If you’re looking for great displays of neon signs, mom-and-pop motels in the middle of nowhere, or kitschy Americana, do as the song says and “get your kicks on Route 66.”

Rolla

Twenty miles west of Cuba, about midway between St. Louis and Springfield, one of the liveliest towns along the Ozark Mountains stretch of Route 66 is Rolla (pop. 18,488; pronounced “RAW-la”). In the center of town, right along old Route 66 on the campus of the Missouri University of Science and Technology (MUST), one big draw is the half-scale replica of that ancient Druidical observatory, Stonehenge, created in 1984 to show off the high-tech stone carving capabilities of MUST’s High Pressure Water Jet Lab. If you have trouble finding Rolla’s Stonehenge, this miniature Wonder of the World stands across Route 66 from the Great Wall (1505 N. Bishop Ave., 573/341-9922), a pretty good Chinese restaurant. Talk about “small world.”

Adding to the surprising mix of international flavors is another Rolla tradition: a wild and crazy St. Patrick’s Day party, held every year since 1908, during which students paint the streets of Rolla green, slay rubber snakes, and drink just about anything they can find, all in homage to the Emerald Isle.
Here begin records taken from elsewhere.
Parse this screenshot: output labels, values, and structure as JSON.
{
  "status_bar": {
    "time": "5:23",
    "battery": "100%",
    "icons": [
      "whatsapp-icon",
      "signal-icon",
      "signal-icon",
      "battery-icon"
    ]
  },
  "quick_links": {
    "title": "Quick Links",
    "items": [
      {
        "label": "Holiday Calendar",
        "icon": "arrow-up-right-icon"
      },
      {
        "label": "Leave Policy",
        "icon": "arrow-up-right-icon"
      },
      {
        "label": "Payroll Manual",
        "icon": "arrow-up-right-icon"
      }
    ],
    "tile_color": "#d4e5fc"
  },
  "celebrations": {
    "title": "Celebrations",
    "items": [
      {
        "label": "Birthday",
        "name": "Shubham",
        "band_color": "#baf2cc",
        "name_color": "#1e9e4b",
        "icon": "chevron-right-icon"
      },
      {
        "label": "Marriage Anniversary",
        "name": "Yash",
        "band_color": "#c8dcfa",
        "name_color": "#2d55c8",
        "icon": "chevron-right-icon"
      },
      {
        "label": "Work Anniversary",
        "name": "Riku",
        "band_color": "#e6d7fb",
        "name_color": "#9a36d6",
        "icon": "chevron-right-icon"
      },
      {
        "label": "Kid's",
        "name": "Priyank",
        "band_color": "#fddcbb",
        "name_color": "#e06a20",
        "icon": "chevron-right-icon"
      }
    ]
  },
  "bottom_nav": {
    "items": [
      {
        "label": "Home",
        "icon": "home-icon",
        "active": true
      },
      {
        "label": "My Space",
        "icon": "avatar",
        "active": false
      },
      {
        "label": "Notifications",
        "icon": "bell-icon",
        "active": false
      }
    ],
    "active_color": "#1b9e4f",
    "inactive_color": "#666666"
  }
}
Amongst the I-44 freeway clutter of Waffle Houses and Shoney’s at the west end of Rolla, there’s still a sign for the fireworks and moccasins on sale at the landmark Totem Pole Trading Post—since 1933. Once you’ve got your fill of T-shirts and postcards, head up the hill to Rolla’s most popular watering hole, Joe and Linda’s Tater Patch (103 Bridge School Rd., 573/368-3111). It’s on the south side of Route 66 across from the Rolla visitors center. Try one of their signature baked potatoes topped with pulled pork for a unique taste treat. They’ve also been serving big breakfasts, pork tenderloins, delicious onion rings, and ice-cold beer for more than 40 years.

Stonehenge (1870 Miner Circle)
Great Wall (1505 N Bishop Ave.)
Totem Pole Trading Post (1413 Martin Springs Dr.)
Joe and Linda’s Tater Patch (103 Bridge St.)